REQUIRED ACTION:
Go line by line through the records below. Copy whichever lines contain the string "default".

---- DATA RECORDS

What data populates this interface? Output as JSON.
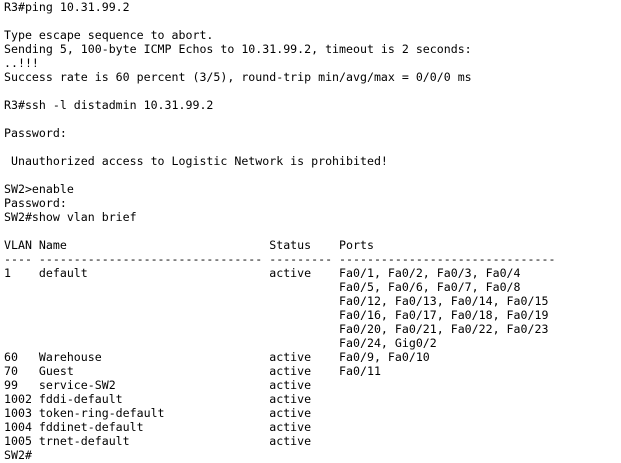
{
  "terminal": {
    "lines": [
      "R3#ping 10.31.99.2",
      "",
      "Type escape sequence to abort.",
      "Sending 5, 100-byte ICMP Echos to 10.31.99.2, timeout is 2 seconds:",
      "..!!!",
      "Success rate is 60 percent (3/5), round-trip min/avg/max = 0/0/0 ms",
      "",
      "R3#ssh -l distadmin 10.31.99.2",
      "",
      "Password:",
      "",
      " Unauthorized access to Logistic Network is prohibited!",
      "",
      "SW2>enable",
      "Password:",
      "SW2#show vlan brief",
      "",
      "VLAN Name                             Status    Ports",
      "---- -------------------------------- --------- -------------------------------",
      "1    default                          active    Fa0/1, Fa0/2, Fa0/3, Fa0/4",
      "                                                Fa0/5, Fa0/6, Fa0/7, Fa0/8",
      "                                                Fa0/12, Fa0/13, Fa0/14, Fa0/15",
      "                                                Fa0/16, Fa0/17, Fa0/18, Fa0/19",
      "                                                Fa0/20, Fa0/21, Fa0/22, Fa0/23",
      "                                                Fa0/24, Gig0/2",
      "60   Warehouse                        active    Fa0/9, Fa0/10",
      "70   Guest                            active    Fa0/11",
      "99   service-SW2                      active",
      "1002 fddi-default                     active",
      "1003 token-ring-default               active",
      "1004 fddinet-default                  active",
      "1005 trnet-default                    active",
      "SW2#"
    ]
  }
}
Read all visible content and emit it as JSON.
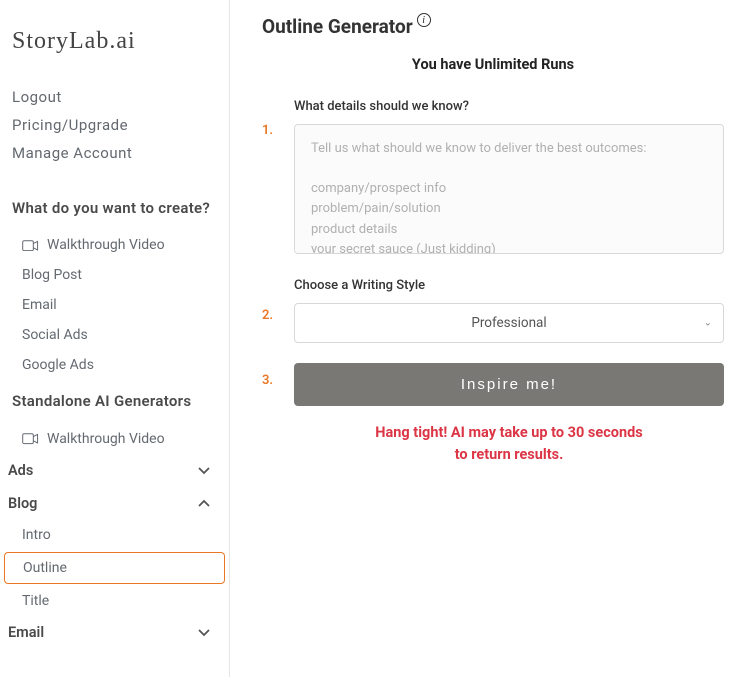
{
  "logo": "StoryLab.ai",
  "account_links": {
    "logout": "Logout",
    "pricing": "Pricing/Upgrade",
    "manage": "Manage Account"
  },
  "section_create": {
    "heading": "What do you want to create?",
    "items": {
      "walkthrough": "Walkthrough Video",
      "blog_post": "Blog Post",
      "email": "Email",
      "social_ads": "Social Ads",
      "google_ads": "Google Ads"
    }
  },
  "section_standalone": {
    "heading": "Standalone AI Generators",
    "walkthrough": "Walkthrough Video"
  },
  "accordions": {
    "ads": "Ads",
    "blog": "Blog",
    "email": "Email"
  },
  "blog_items": {
    "intro": "Intro",
    "outline": "Outline",
    "title": "Title"
  },
  "page": {
    "title": "Outline Generator",
    "runs": "You have Unlimited Runs"
  },
  "steps": {
    "s1": {
      "num": "1.",
      "label": "What details should we know?",
      "placeholder": "Tell us what should we know to deliver the best outcomes:\n\ncompany/prospect info\nproblem/pain/solution\nproduct details\nyour secret sauce (Just kidding)"
    },
    "s2": {
      "num": "2.",
      "label": "Choose a Writing Style",
      "value": "Professional"
    },
    "s3": {
      "num": "3.",
      "button": "Inspire me!"
    }
  },
  "wait_msg_line1": "Hang tight! AI may take up to 30 seconds",
  "wait_msg_line2": "to return results."
}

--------

YOUR SOLUTION:
      "1    default                          active    Fa0/1, Fa0/2, Fa0/3, Fa0/4",
      "1002 fddi-default                     active",
      "1003 token-ring-default               active",
      "1004 fddinet-default                  active",
      "1005 trnet-default                    active",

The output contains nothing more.